Cutting is a complex, yet necessary skill for school. It requires your child to co-ordinate two sides of their body whilst executing refined, coordinated movements with their arms and hands. WizeTherapy Occupational Therapist, Olivia Firth has put together seven simple ways you can work with your child to develop and improve their skills outside of the classroom.

  1. Positioning

When holding scissors, ensure your child has their thumb positioned in the small hole of the scissors, on top of the larger hole with their other fingers. The non-dominant or supporting hand holding the paper should also have the thumb positioned on top. Try using the rhyme “thumbs on top to chop, chop, chop!”, to help your child remember this.

  1. Progression

The general progression of cutting follows being able to open and shut scissors, snipping the edge of paper, cutting straight lines, cutting curved lines, cutting simple shapes and then progressing to increasingly complex shapes. Don’t try and master everything at once! Just practice opening and shutting the scissors to start with.

  1. Variety

Practice cutting materials with thick and varying textures such as old birthday cards, paper plates, leaves, play dough, grass, curling ribbon and straws. This will provide your child’s hand with increased feedback to the muscles and joints, assisting with the development of fluidity and accuracy.

  1. Shark vs. Fish

Practice doing big snips or ‘chomps’ and little snips or ‘nibbles’, with your child. I like to use an analogy of a shark for ‘chomps’ (big snips) and a fish for ‘nibbles’ (little snips). Chomps are used when the scissor blades are closed completely and nibbles are used when the scissors are only closed partially. Typically, chomps are used at the beginning of a long cut and nibbles are used as you near the end.

  1. Thick markers and stickers

Use thick, bolded lines on the shape or line your child is cutting out. Drawing simple shapes or lines using permanent marker can be a helpful way to do this. If your child is practicing the control of stopping their cutting, then you can use a sticker to show them where they need to stop.

  1. Cutting song

It is helpful to use the same words with your child while cutting. Singing the song ‘Open, shut them, open, shut them, give a little snip’ can be helpful prior to commencing a cutting task. This song reinforces the cutting movement pattern required.

  1. Practice

Little bits of practice is better than one large chunk of practice. Here’s some ideas of how to incorporate scissor skills into daily life and routines!

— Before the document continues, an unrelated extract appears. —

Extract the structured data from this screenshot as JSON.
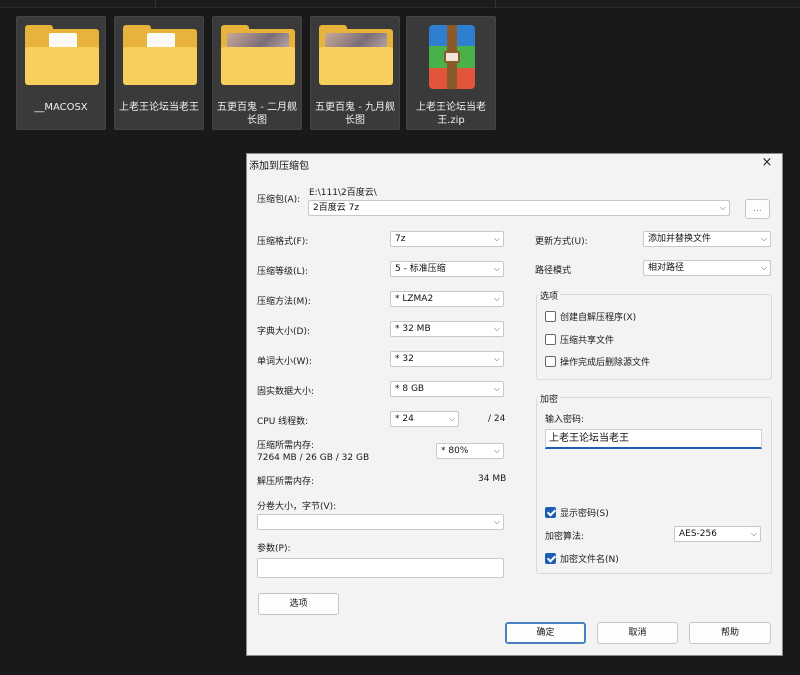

  • When helping in the kitchen, your child can help you cut food including uncooked/cooked pasta, celery, banana, slices of carrot or bread.
  • When playing outside, your child can cut items such as weeds, leaves and grass.
  • Your child can cut pictures from old cards, books or magazines to make a collage, or cut out toys from a catalogue to make a wish list!


By Olivia Firth
Occupational Therapist